The PECASE award recognizes outstanding scientists and engineers who, early in their careers, show exceptional potential for leadership at the frontiers of knowledge. It is the highest honor bestowed by the U.S. government on scientists and engineers beginning their independent careers.
“I am very honored to have received this award, and I am especially excited that my research and my research group have been acknowledged in this way,” Volovich said.
Volovich joined the Brown faculty in 2006, after earning her Ph.D. in theoretical physics from Harvard University. She works in theoretical physics, string theory and related areas in particle physics and general relativity. String theory is the search for a single explanation that describes all the laws in the known universe. The theory’s main idea is that all matter and forces are made of tiny strands of energy that vibrate in different patterns.
Physicists have never seen these strands in nature, but they hope that they may see a hint that string theory is correct when the Large Hadron Collider, the world's biggest particle accelerator, is fired up this summer.
Volovich said her work with a calculational tool known as quantum chronodynamics will help scientists interpret the stream of experimental results expected from the super collider, which is located outside Geneva, Switzerland. The award committee recognized her role in analyzing the data from the LHC as well as for organizing a science Olympiad for high school students.
Chung-I Tan, chair of the physics department at Brown, praised Volovich’s selection as a PECASE recipient.
“Anastasia has demonstrated not only impressive skills as a physicist but also enthusiasm and talent in teaching at the graduate and undergraduate levels,” Tan said.
Volovich joins 19 young scientists nationwide nominated by the National Science Foundation and chosen as winners in the PECASE competition. (There are 48 others nominated by various federal agencies.) Each winner receives agency support for five years. Last year, Brown professors Odest Chadwicke (Chad) Jenkins, computer science, and Pradeep Guduru, engineering, won the award.

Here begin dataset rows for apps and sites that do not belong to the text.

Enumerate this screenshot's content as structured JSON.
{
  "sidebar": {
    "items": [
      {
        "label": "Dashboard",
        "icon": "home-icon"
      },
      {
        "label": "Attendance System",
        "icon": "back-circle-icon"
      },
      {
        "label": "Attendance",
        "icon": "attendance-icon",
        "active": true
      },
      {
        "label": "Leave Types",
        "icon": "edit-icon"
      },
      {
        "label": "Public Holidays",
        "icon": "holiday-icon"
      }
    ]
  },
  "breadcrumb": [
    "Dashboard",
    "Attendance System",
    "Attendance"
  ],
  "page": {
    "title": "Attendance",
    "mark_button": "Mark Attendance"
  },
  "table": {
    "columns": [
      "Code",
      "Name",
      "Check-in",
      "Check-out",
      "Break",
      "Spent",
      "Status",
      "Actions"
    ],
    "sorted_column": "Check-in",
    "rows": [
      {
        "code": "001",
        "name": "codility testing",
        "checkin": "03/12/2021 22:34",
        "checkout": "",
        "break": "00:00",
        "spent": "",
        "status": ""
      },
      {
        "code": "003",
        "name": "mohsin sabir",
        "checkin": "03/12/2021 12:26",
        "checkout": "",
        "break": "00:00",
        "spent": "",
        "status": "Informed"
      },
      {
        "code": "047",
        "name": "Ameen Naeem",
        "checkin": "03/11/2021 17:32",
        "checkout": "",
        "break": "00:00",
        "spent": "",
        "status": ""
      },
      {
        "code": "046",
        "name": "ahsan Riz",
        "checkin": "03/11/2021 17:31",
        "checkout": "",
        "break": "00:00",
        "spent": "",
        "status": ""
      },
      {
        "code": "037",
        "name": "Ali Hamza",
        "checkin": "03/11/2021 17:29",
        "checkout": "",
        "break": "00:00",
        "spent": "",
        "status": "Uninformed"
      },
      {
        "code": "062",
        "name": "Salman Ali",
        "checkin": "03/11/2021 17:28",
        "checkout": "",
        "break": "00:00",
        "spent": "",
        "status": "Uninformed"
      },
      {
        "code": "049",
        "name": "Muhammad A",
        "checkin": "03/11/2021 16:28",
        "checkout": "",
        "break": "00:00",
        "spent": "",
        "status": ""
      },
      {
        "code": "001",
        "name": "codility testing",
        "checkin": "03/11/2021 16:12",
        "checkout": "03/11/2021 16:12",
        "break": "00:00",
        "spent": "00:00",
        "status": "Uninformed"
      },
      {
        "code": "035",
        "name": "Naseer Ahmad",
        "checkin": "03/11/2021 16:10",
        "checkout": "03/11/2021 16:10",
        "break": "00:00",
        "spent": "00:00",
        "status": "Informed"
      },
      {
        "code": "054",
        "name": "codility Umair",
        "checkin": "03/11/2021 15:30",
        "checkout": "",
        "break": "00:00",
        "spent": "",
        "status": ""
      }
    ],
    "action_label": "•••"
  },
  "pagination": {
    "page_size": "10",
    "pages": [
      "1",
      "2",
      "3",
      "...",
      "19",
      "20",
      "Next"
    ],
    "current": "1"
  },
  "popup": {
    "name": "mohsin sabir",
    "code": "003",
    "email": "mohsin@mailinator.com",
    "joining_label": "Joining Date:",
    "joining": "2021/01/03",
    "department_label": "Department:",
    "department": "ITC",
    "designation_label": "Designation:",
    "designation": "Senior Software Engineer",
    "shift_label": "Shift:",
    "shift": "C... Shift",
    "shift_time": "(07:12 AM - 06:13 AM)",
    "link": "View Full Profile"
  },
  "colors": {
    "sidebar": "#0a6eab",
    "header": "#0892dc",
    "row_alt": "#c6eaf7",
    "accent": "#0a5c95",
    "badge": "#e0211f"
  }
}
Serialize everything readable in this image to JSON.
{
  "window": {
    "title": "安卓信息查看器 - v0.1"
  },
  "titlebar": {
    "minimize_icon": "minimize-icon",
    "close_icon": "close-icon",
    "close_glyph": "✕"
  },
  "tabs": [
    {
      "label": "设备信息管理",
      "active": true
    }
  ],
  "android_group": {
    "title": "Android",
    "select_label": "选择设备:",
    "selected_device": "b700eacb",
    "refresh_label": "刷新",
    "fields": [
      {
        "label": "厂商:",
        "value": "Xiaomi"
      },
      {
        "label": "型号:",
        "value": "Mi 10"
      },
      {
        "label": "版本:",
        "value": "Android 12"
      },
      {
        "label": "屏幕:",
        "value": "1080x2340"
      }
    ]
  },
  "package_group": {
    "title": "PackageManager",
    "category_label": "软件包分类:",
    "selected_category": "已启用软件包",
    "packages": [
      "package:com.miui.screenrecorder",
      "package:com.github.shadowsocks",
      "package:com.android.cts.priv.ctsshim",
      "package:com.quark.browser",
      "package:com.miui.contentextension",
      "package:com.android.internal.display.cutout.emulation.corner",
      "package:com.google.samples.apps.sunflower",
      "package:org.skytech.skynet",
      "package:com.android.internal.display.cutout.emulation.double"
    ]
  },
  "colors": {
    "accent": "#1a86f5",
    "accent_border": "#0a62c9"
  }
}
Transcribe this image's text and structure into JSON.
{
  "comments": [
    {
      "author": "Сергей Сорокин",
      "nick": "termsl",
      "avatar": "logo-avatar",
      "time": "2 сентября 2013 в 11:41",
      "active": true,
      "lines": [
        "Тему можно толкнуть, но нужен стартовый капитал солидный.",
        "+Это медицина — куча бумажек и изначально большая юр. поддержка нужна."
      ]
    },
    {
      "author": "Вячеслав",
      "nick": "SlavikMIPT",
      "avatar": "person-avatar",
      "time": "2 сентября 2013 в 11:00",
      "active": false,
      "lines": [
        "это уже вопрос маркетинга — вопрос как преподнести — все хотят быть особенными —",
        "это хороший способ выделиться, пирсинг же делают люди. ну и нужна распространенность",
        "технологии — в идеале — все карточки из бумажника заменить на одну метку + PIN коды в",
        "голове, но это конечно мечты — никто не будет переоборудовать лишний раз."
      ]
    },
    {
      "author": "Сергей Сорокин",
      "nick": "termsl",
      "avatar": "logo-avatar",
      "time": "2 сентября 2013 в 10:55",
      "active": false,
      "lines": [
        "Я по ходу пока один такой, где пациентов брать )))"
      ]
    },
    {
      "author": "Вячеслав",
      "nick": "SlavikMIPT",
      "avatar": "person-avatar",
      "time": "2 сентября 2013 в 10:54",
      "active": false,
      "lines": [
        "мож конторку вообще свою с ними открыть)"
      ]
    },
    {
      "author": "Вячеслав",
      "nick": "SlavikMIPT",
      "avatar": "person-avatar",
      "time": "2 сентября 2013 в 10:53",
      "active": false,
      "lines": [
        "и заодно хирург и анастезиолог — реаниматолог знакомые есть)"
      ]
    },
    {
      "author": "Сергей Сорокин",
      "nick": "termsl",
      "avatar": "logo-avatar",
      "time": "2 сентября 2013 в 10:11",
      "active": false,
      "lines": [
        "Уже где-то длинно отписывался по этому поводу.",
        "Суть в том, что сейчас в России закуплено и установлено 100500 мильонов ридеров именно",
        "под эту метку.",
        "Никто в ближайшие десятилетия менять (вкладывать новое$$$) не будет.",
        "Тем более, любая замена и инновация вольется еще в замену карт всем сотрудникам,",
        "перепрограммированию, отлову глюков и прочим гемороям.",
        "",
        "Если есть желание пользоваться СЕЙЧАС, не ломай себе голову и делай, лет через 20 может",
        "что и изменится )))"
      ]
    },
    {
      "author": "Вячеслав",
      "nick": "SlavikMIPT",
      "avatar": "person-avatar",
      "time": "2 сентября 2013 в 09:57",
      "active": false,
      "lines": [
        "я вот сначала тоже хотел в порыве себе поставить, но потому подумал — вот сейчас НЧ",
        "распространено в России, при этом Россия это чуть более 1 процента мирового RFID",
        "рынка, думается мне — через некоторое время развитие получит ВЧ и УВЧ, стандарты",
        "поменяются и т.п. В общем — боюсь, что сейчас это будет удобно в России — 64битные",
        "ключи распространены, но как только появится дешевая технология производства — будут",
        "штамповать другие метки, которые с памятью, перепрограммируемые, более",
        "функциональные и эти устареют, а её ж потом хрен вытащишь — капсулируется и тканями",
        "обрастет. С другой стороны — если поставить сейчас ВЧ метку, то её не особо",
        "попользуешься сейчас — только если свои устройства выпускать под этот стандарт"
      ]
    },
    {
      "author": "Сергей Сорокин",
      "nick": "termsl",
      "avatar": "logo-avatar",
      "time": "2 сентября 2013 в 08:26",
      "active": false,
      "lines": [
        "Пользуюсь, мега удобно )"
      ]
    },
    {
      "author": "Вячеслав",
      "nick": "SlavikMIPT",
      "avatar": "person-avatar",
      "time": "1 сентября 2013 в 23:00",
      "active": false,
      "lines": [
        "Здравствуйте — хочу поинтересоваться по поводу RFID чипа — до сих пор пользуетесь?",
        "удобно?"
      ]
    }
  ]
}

“We take great pride in the PECASE winners,” said Kathie L. Olsen, NSF’s deputy director. “It is important to support the transformational research of these beginning scientists, and to foster their work in educational outreach and mentoring.”